|International Classification||G02B26/08, H01H71/18, H01H71/16, H01H59/00, F16K99/00, H01H51/22|
|Cooperative Classification||H01G5/16, F16K2099/008, F16K2099/0074, F16K99/0051, F16K99/0007, F16K99/0001, G02B26/0841, H01H59/0009, H01H2059/0081|
|European Classification||F16K99/00M4C10, G02B26/08M4E, F16K99/00M, H01H59/00B, F16K99/00M2B2|
|Dec 20, 2007||AS||Assignment|

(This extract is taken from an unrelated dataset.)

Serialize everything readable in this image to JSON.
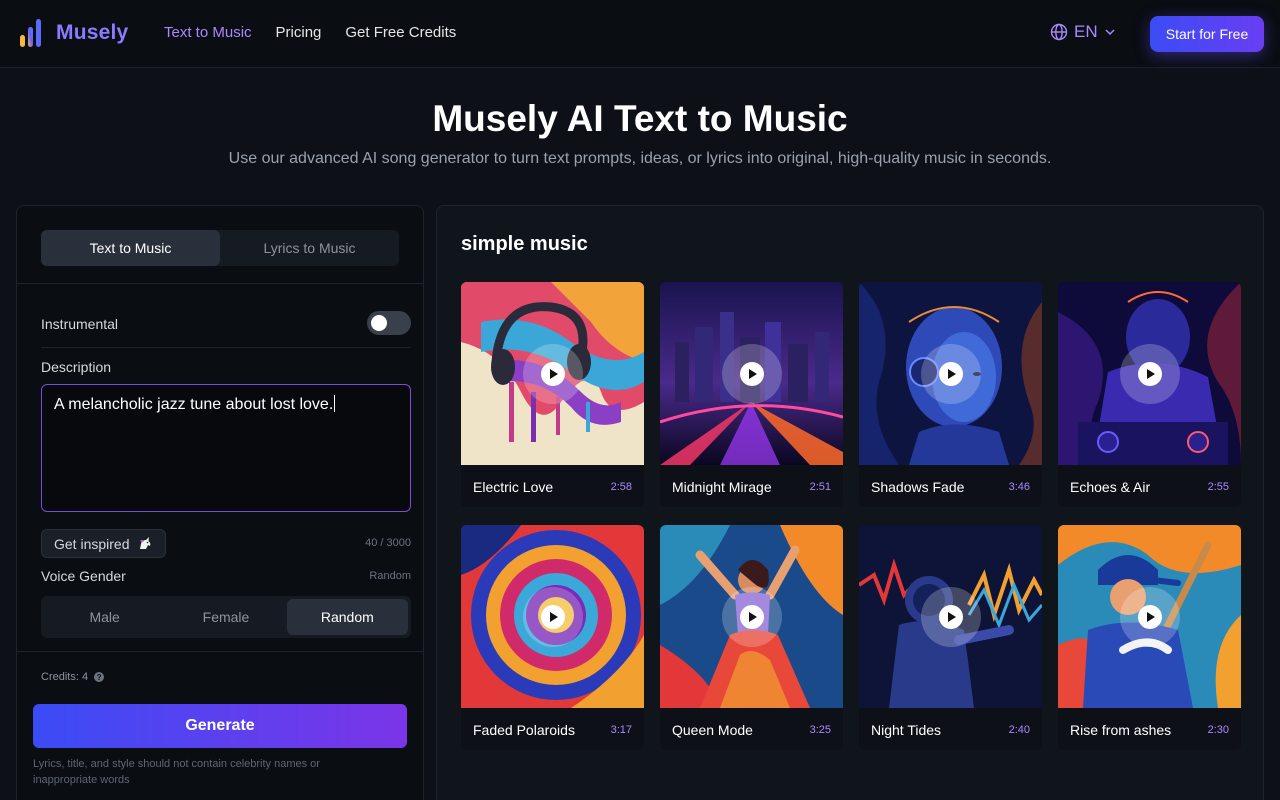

Owner name: RESEARCH TRIANGLE INSTITUTE, NORTH CAROLINA
Free format text: ASSIGNMENT OF ASSIGNORS INTEREST;ASSIGNORS:DAUSCH, DAVID E.;GOODWIN, SCOTT H.;REEL/FRAME:020277/0011
Effective date: 20061205